Work request. Pictures excluded, copy every record that follows exactly as it appears.

Records drawn from a dataset:
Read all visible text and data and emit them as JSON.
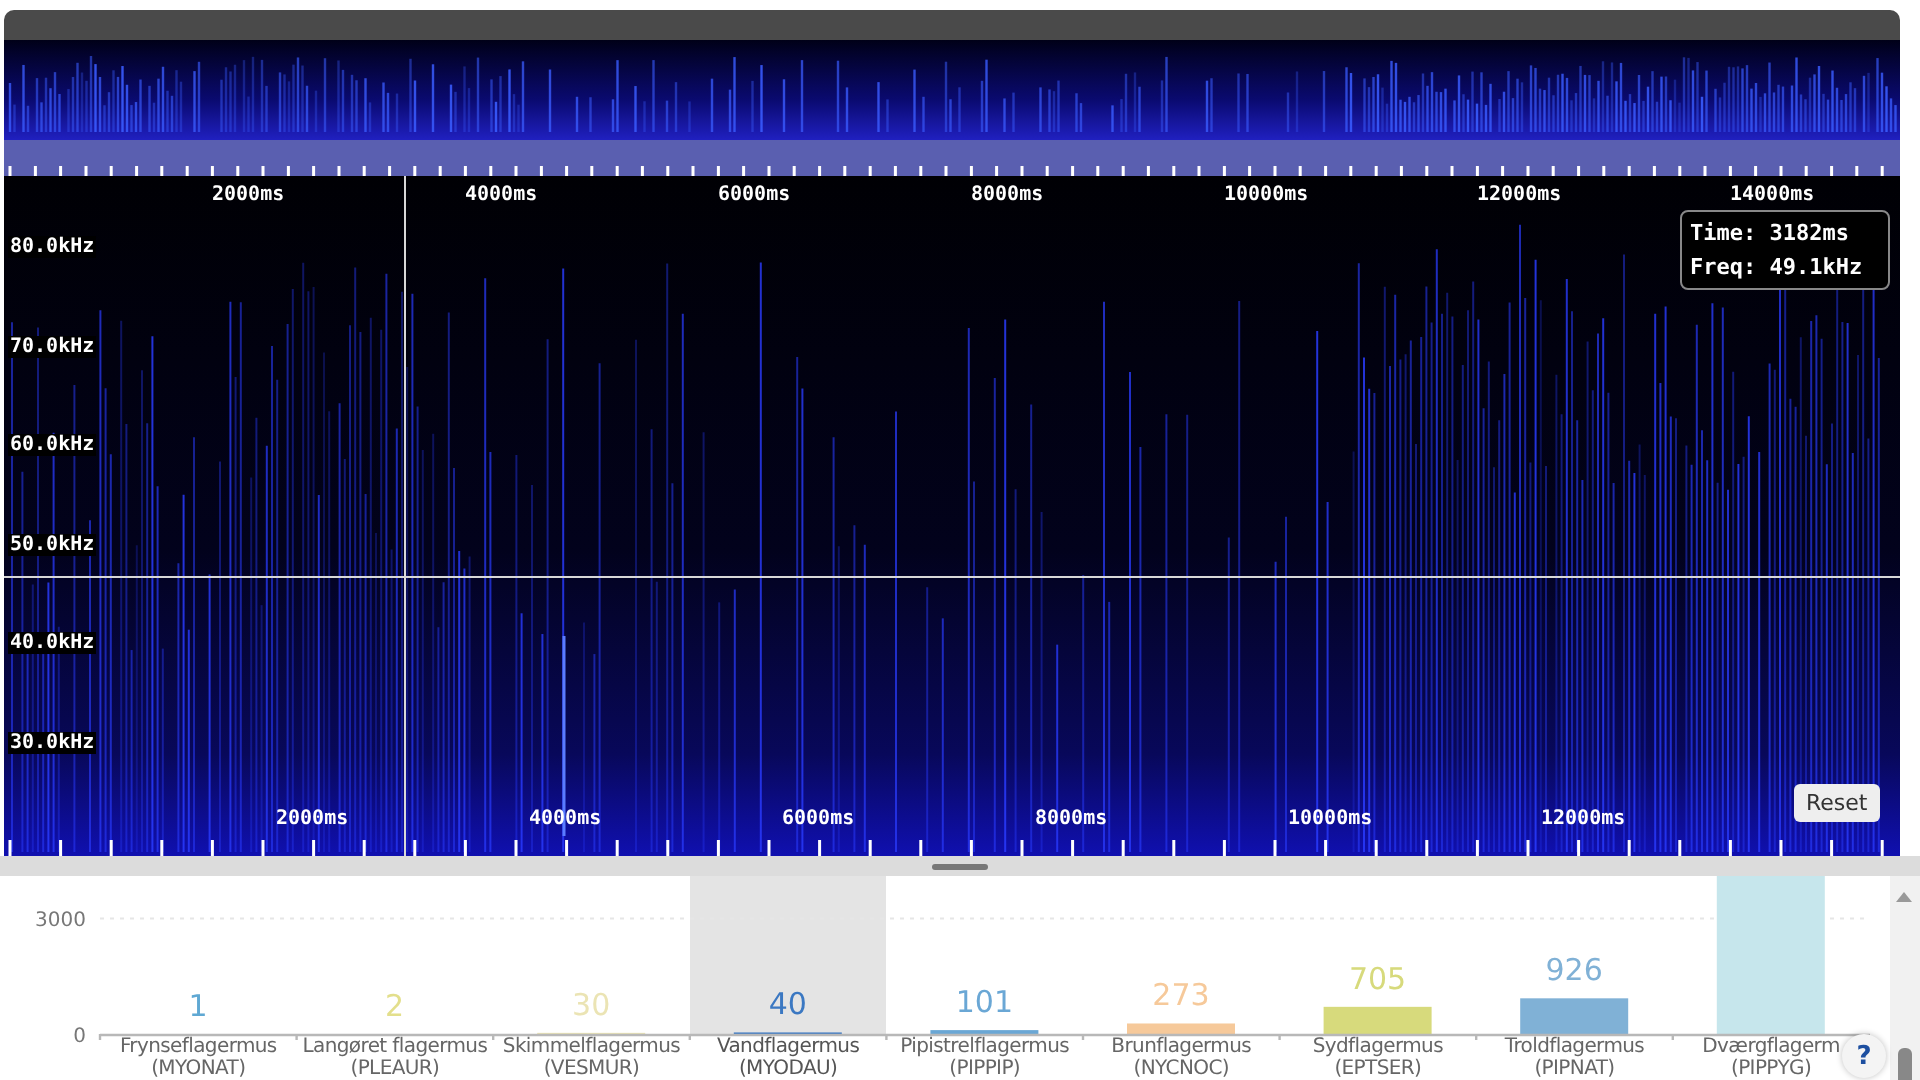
{
  "spectrogram": {
    "time_labels_top": [
      "2000ms",
      "4000ms",
      "6000ms",
      "8000ms",
      "10000ms",
      "12000ms",
      "14000ms"
    ],
    "time_labels_bottom": [
      "2000ms",
      "4000ms",
      "6000ms",
      "8000ms",
      "10000ms",
      "12000ms"
    ],
    "freq_labels": [
      "80.0kHz",
      "70.0kHz",
      "60.0kHz",
      "50.0kHz",
      "40.0kHz",
      "30.0kHz"
    ],
    "tooltip": {
      "time": "Time: 3182ms",
      "freq": "Freq: 49.1kHz"
    },
    "reset_button": "Reset"
  },
  "species_chart": {
    "columns": [
      {
        "hovered": false
      },
      {
        "hovered": false
      },
      {
        "hovered": false
      },
      {
        "hovered": true
      },
      {
        "hovered": false
      },
      {
        "hovered": false
      },
      {
        "hovered": false
      },
      {
        "hovered": false
      },
      {
        "hovered": false
      }
    ],
    "chart_data": {
      "type": "bar",
      "categories": [
        "Frynseflagermus\n(MYONAT)",
        "Langøret flagermus\n(PLEAUR)",
        "Skimmelflagermus\n(VESMUR)",
        "Vandflagermus\n(MYODAU)",
        "Pipistrelflagermus\n(PIPPIP)",
        "Brunflagermus\n(NYCNOC)",
        "Sydflagermus\n(EPTSER)",
        "Troldflagermus\n(PIPNAT)",
        "Dværgflagerm\n(PIPPYG)"
      ],
      "values": [
        1,
        2,
        30,
        40,
        101,
        273,
        705,
        926,
        4100
      ],
      "value_labels": [
        "1",
        "2",
        "30",
        "40",
        "101",
        "273",
        "705",
        "926",
        null
      ],
      "colors": [
        "#5fa8d3",
        "#e3df8c",
        "#ebe4b4",
        "#3b78c2",
        "#6aa7d5",
        "#f6c99a",
        "#d7da7c",
        "#80b1d6",
        "#c6e6ec"
      ],
      "yticks": [
        0,
        3000
      ],
      "ylim": [
        0,
        4100
      ]
    }
  },
  "help_button": "?"
}
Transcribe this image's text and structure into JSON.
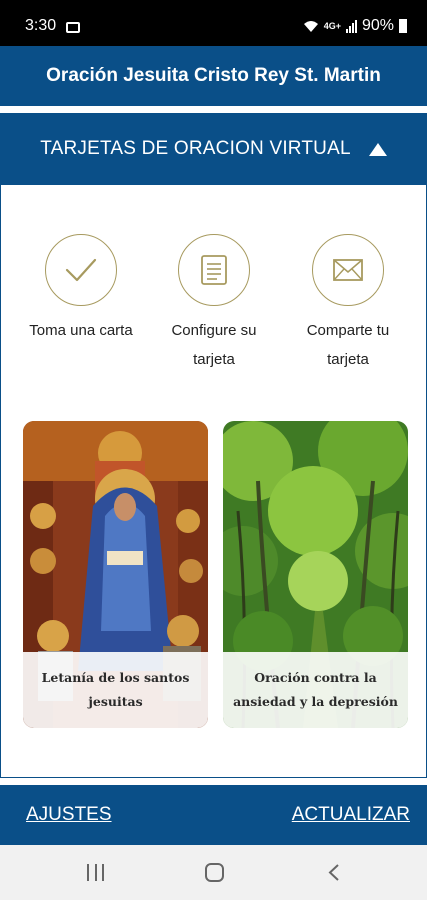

Expected answer.
Read all visible text and data and emit them as JSON.
{
  "spectrogram": {
    "time_labels_top": [
      "2000ms",
      "4000ms",
      "6000ms",
      "8000ms",
      "10000ms",
      "12000ms",
      "14000ms"
    ],
    "time_labels_bottom": [
      "2000ms",
      "4000ms",
      "6000ms",
      "8000ms",
      "10000ms",
      "12000ms"
    ],
    "freq_labels": [
      "80.0kHz",
      "70.0kHz",
      "60.0kHz",
      "50.0kHz",
      "40.0kHz",
      "30.0kHz"
    ],
    "tooltip": {
      "time": "Time: 3182ms",
      "freq": "Freq: 49.1kHz"
    },
    "reset_button": "Reset"
  },
  "species_chart": {
    "columns": [
      {
        "hovered": false
      },
      {
        "hovered": false
      },
      {
        "hovered": false
      },
      {
        "hovered": true
      },
      {
        "hovered": false
      },
      {
        "hovered": false
      },
      {
        "hovered": false
      },
      {
        "hovered": false
      },
      {
        "hovered": false
      }
    ],
    "chart_data": {
      "type": "bar",
      "categories": [
        "Frynseflagermus\n(MYONAT)",
        "Langøret flagermus\n(PLEAUR)",
        "Skimmelflagermus\n(VESMUR)",
        "Vandflagermus\n(MYODAU)",
        "Pipistrelflagermus\n(PIPPIP)",
        "Brunflagermus\n(NYCNOC)",
        "Sydflagermus\n(EPTSER)",
        "Troldflagermus\n(PIPNAT)",
        "Dværgflagerm\n(PIPPYG)"
      ],
      "values": [
        1,
        2,
        30,
        40,
        101,
        273,
        705,
        926,
        4100
      ],
      "value_labels": [
        "1",
        "2",
        "30",
        "40",
        "101",
        "273",
        "705",
        "926",
        null
      ],
      "colors": [
        "#5fa8d3",
        "#e3df8c",
        "#ebe4b4",
        "#3b78c2",
        "#6aa7d5",
        "#f6c99a",
        "#d7da7c",
        "#80b1d6",
        "#c6e6ec"
      ],
      "yticks": [
        0,
        3000
      ],
      "ylim": [
        0,
        4100
      ]
    }
  },
  "help_button": "?"
}
Transcribe this image's text and structure into JSON.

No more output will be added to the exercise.